Scientific Name
Eumops floridanus
Family
Molossidae
Global Conservation Status (IUCN)
Vulnerable
United States Conservation Status
Endangered
Diet
Insectivore

Data Sheet

Pronunciation: you-mops floree-dan-us

Florida bonneted bats (Eumops floridanus) are endemic to south Florida, inhabiting the area south of Orlando to Miami, along both coasts. They are among the largest bats in the United States, with wingspans of up to 20 inches. These bats have large, forward-facing ears that give them the appearance of wearing a bonnet. Florida bonneted bats are insectivores, capturing their prey while in flight.

Threats: 

The primary threats to this species include habitat destruction, fragmentation, and modification due to development and agriculture. Disease, small population size, climate change effects, pesticide use, and restricted range also endanger these bats.

Habitat

Florida bonneted bats forage in various open habitats, including pine and hardwood forests, agricultural areas, golf courses, and neighborhoods. They roost in natural pine tree cavities, under barrel roofing tiles, and in bat houses. These bats use forests, wetlands, open water, and even residential and urban areas.

Sound: 

Their echolocation calls fall within the lower frequency range (10-25 kilohertz), which humans can hear.

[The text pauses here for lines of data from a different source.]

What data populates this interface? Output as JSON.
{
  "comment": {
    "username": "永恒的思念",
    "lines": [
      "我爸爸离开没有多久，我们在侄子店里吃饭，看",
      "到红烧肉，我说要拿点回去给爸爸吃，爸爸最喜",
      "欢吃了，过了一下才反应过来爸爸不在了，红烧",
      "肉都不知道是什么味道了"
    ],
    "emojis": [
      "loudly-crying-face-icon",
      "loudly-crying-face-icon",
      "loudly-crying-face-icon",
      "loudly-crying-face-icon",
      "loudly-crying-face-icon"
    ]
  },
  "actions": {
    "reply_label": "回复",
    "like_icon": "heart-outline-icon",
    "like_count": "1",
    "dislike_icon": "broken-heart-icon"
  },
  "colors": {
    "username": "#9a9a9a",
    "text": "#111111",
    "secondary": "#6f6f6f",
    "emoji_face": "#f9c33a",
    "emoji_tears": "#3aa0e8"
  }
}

Diet: 

Florida bonneted bats feed on flying insects such as beetles, flies, bugs, and moths. They stay active year-round, relying on a consistent food supply for their high metabolism.

Behavior: 

This species is highly social, roosting in small groups of around 12 individuals, with a dominant male and multiple females with their pups. Occasionally, groups of up to 50 individuals can be found, most likely due to limited roost availability.

Size & Shape: 

Florida bonneted bats have large, rounded ears positioned in the middle of their heads, creating a bonnet-like appearance. Adults weigh 27 to 59 grams (~1 – 2.1 oz) and have wings up to 20 inches long. Their long, narrow wings are well-suited for rapid, prolonged flight in open areas. The bat’s fur varies from black to brownish-gray or cinnamon brown, with paler fur on the underside. The hairs are bicolored, with lighter bases than tips.

Life Span: 

These bats live 10 to 20 years, with an average generation time of 5 to 10 years.

Reproduction: 

Florida bonneted bats breed year-round, with peak activity in April. Their average litter size is one pup.

Range: 

Found in south Florida, their core range includes Polk, Charlotte, Lee, Collier, Monroe, and Miami-Dade counties. Recent data also show their presence in portions of Highlands, Okeechobee, Glades, Palm Beach, and Broward counties.

For more information on Bat Conservation International’s work with Florida bonneted bats: Endangered Species Interventions, Miami Bat Lab